▶ [Exercise prompt] Using the listing below, report all lines holding the word "initialProps".

▶ [The input]
=== Begin Enclosure ===
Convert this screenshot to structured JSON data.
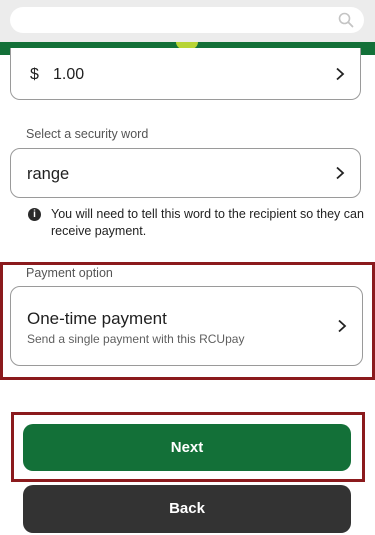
{
  "header": {
    "search_icon": "search-icon",
    "brand_color": "#137038"
  },
  "amount": {
    "currency": "$",
    "value": "1.00"
  },
  "security_word": {
    "label": "Select a security word",
    "value": "range",
    "info_text": "You will need to tell this word to the recipient so they can receive payment."
  },
  "payment_option": {
    "label": "Payment option",
    "title": "One-time payment",
    "subtitle": "Send a single payment with this RCUpay"
  },
  "actions": {
    "next_label": "Next",
    "back_label": "Back"
  },
  "colors": {
    "primary": "#137038",
    "secondary": "#333333",
    "highlight": "#8b1a1d"
  }
}
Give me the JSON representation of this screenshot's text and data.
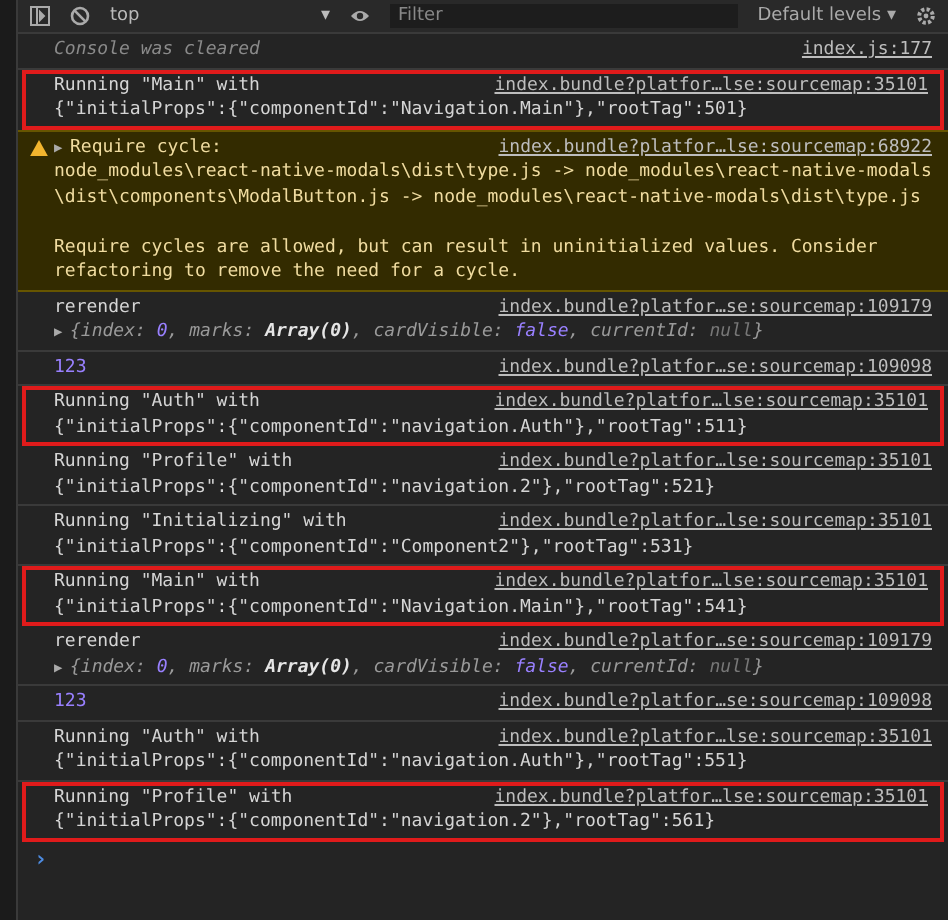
{
  "toolbar": {
    "context": "top",
    "context_caret": "▾",
    "filter": {
      "placeholder": "Filter"
    },
    "levels": "Default levels",
    "levels_caret": "▾"
  },
  "messages": [
    {
      "kind": "info",
      "lines": [
        "Console was cleared"
      ],
      "source": "index.js:177",
      "highlighted": false
    },
    {
      "kind": "log",
      "lines": [
        "Running \"Main\" with",
        "{\"initialProps\":{\"componentId\":\"Navigation.Main\"},\"rootTag\":501}"
      ],
      "source": "index.bundle?platfor…lse:sourcemap:35101",
      "highlighted": true
    },
    {
      "kind": "warning",
      "toggle": "▶",
      "lines": [
        "Require cycle:",
        "node_modules\\react-native-modals\\dist\\type.js -> node_modules\\react-native-modals\\dist\\components\\ModalButton.js -> node_modules\\react-native-modals\\dist\\type.js",
        "Require cycles are allowed, but can result in uninitialized values. Consider refactoring to remove the need for a cycle."
      ],
      "source": "index.bundle?platfor…lse:sourcemap:68922",
      "highlighted": false
    },
    {
      "kind": "object",
      "lines": [
        "rerender"
      ],
      "toggle": "▶",
      "preview": [
        {
          "text": "{index: ",
          "kind": "key"
        },
        {
          "text": "0",
          "kind": "number"
        },
        {
          "text": ", marks: ",
          "kind": "key"
        },
        {
          "text": "Array(0)",
          "kind": "array"
        },
        {
          "text": ", cardVisible: ",
          "kind": "key"
        },
        {
          "text": "false",
          "kind": "boolean"
        },
        {
          "text": ", currentId: ",
          "kind": "key"
        },
        {
          "text": "null",
          "kind": "null"
        },
        {
          "text": "}",
          "kind": "key"
        }
      ],
      "source": "index.bundle?platfor…se:sourcemap:109179",
      "highlighted": false
    },
    {
      "kind": "number",
      "lines": [
        "123"
      ],
      "source": "index.bundle?platfor…se:sourcemap:109098",
      "highlighted": false
    },
    {
      "kind": "log",
      "lines": [
        "Running \"Auth\" with",
        "{\"initialProps\":{\"componentId\":\"navigation.Auth\"},\"rootTag\":511}"
      ],
      "source": "index.bundle?platfor…lse:sourcemap:35101",
      "highlighted": true
    },
    {
      "kind": "log",
      "lines": [
        "Running \"Profile\" with",
        "{\"initialProps\":{\"componentId\":\"navigation.2\"},\"rootTag\":521}"
      ],
      "source": "index.bundle?platfor…lse:sourcemap:35101",
      "highlighted": false
    },
    {
      "kind": "log",
      "lines": [
        "Running \"Initializing\" with",
        "{\"initialProps\":{\"componentId\":\"Component2\"},\"rootTag\":531}"
      ],
      "source": "index.bundle?platfor…lse:sourcemap:35101",
      "highlighted": false
    },
    {
      "kind": "log",
      "lines": [
        "Running \"Main\" with",
        "{\"initialProps\":{\"componentId\":\"Navigation.Main\"},\"rootTag\":541}"
      ],
      "source": "index.bundle?platfor…lse:sourcemap:35101",
      "highlighted": true
    },
    {
      "kind": "object",
      "lines": [
        "rerender"
      ],
      "toggle": "▶",
      "preview": [
        {
          "text": "{index: ",
          "kind": "key"
        },
        {
          "text": "0",
          "kind": "number"
        },
        {
          "text": ", marks: ",
          "kind": "key"
        },
        {
          "text": "Array(0)",
          "kind": "array"
        },
        {
          "text": ", cardVisible: ",
          "kind": "key"
        },
        {
          "text": "false",
          "kind": "boolean"
        },
        {
          "text": ", currentId: ",
          "kind": "key"
        },
        {
          "text": "null",
          "kind": "null"
        },
        {
          "text": "}",
          "kind": "key"
        }
      ],
      "source": "index.bundle?platfor…se:sourcemap:109179",
      "highlighted": false
    },
    {
      "kind": "number",
      "lines": [
        "123"
      ],
      "source": "index.bundle?platfor…se:sourcemap:109098",
      "highlighted": false
    },
    {
      "kind": "log",
      "lines": [
        "Running \"Auth\" with",
        "{\"initialProps\":{\"componentId\":\"navigation.Auth\"},\"rootTag\":551}"
      ],
      "source": "index.bundle?platfor…lse:sourcemap:35101",
      "highlighted": false
    },
    {
      "kind": "log",
      "lines": [
        "Running \"Profile\" with",
        "{\"initialProps\":{\"componentId\":\"navigation.2\"},\"rootTag\":561}"
      ],
      "source": "index.bundle?platfor…lse:sourcemap:35101",
      "highlighted": true
    }
  ],
  "prompt": "›"
}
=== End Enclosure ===
▶ [Answer box]
        "{\"initialProps\":{\"componentId\":\"Navigation.Main\"},\"rootTag\":501}"
        "{\"initialProps\":{\"componentId\":\"navigation.Auth\"},\"rootTag\":511}"
        "{\"initialProps\":{\"componentId\":\"navigation.2\"},\"rootTag\":521}"
        "{\"initialProps\":{\"componentId\":\"Component2\"},\"rootTag\":531}"
        "{\"initialProps\":{\"componentId\":\"Navigation.Main\"},\"rootTag\":541}"
        "{\"initialProps\":{\"componentId\":\"navigation.Auth\"},\"rootTag\":551}"
        "{\"initialProps\":{\"componentId\":\"navigation.2\"},\"rootTag\":561}"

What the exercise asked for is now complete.